Logo Tropentag

Tropentag, September 17 - 19, 2014 in Prague, Czech Republic

"Bridging the gap between increasing knowledge and decreasing resources"

Can Well Managed Consumptive and Non-consumptive Use of Wildlife Help in Protecting Endangered Species While Contributing to Local Economic Development?

Miroslav Zámecník

Boston Venture Central Europe, Czech Republic

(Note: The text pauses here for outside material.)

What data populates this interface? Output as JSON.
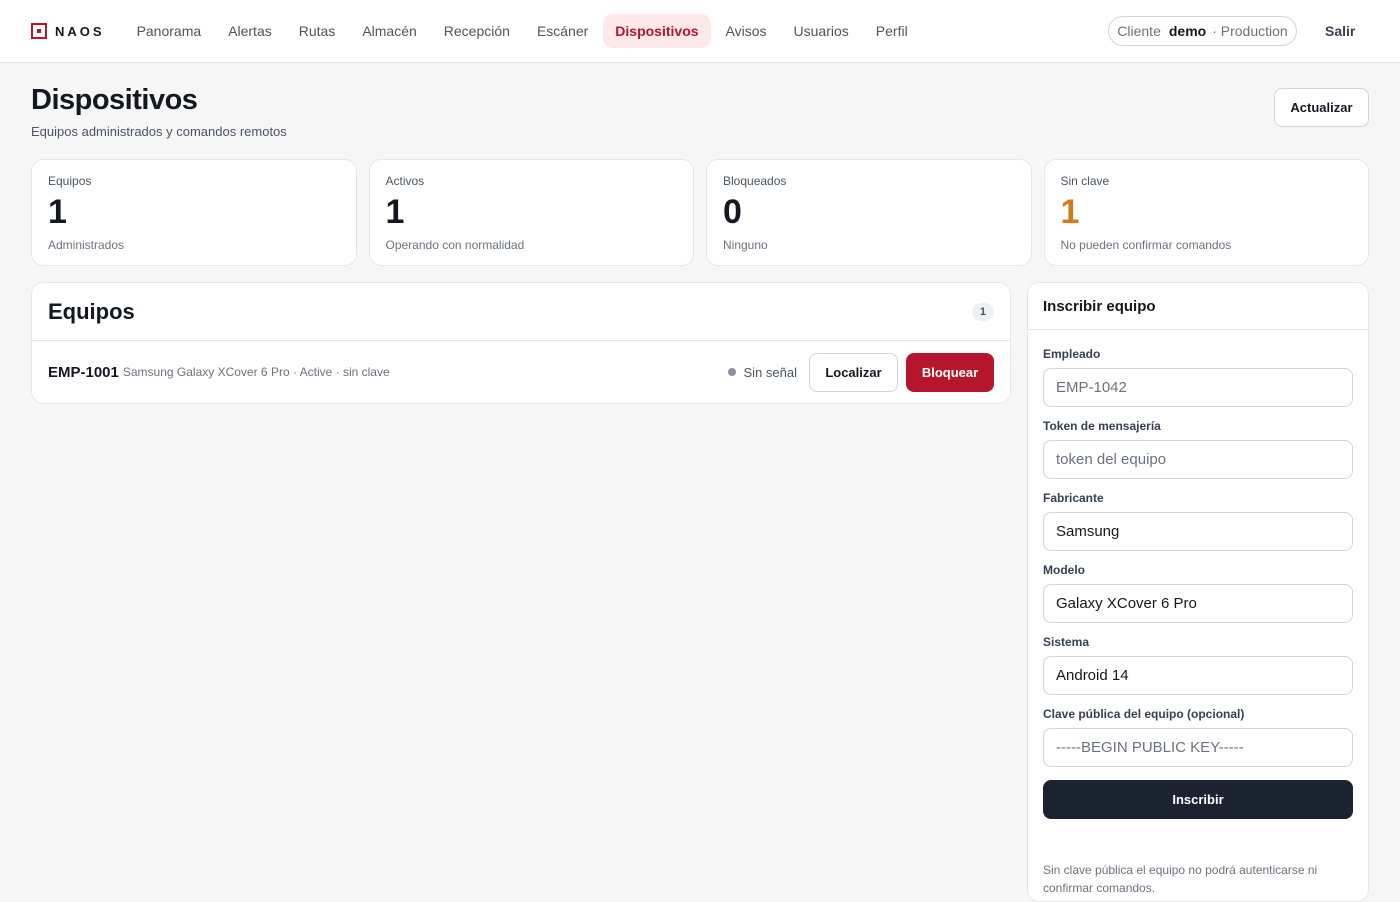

1. Case of Markhor (Capra falconeri) in Pakistan and Tajikistan (key words: sharing of permit hunts' proceeds to locals where hunting takes place; increase in income; population stats)
2. Case of Indian One Horned Rhinos (Rhinoceros unicornis) in Chitwan N.P. in Nepal as an example of non-consumptive use of key species benefiting local communities (key words: sharing of gross park entrance revenues- 50% to communities; increase in alternative income through tourism and participation; limited but legal use of resources inside protected areas; cooperation between govt. agencies and local communities)
3. Case of Namibia's Community Wildlife Management (key words: ownership of wildlife/communal management in a low corruption environment, increase in income via multiple uses, alternatives to cattle/sheep/goat ranching in arid areas)
4. Kenya-the case of Ishaqbini communal reserve (key words: non-consumptive use of single species-hirola)
5. “Communal rhinos in South Africa” (key words: transfer of rhinos to local community reserves as a response to poaching crisis, stakeholder issues- how to spread the benefits so that they could possibly overweight poachers' incentives)
6. “Pride , money and protection”- the case of Delacour's Langur (Trachypithecus delacouri) in Van Long Reserve, Viet Nam (key words: non-consumptive use and tourism development, pride in unique species, proceeds sharing, community involvement, factor of pride)
7. General discussion: Can we ever achieve success in endangered species protection without sharing the benefits with those who do actually share the same environment and obtain livelihood from it? No way. So- the community involvement is the key: they have to own it and share it: not only the costs but significant part of the benefits, too. Then, probably, we can hope that we will be able to mitigate to some extent, what will happen anyway.

Keywords: Wild life management

Contact Address: Miroslav Zámecník, Boston Venture Central Europe, Prague, Czech Republic, e-mail: miroslav.zamecnik@bostonventure-ce.com

Valid HTML 3.2!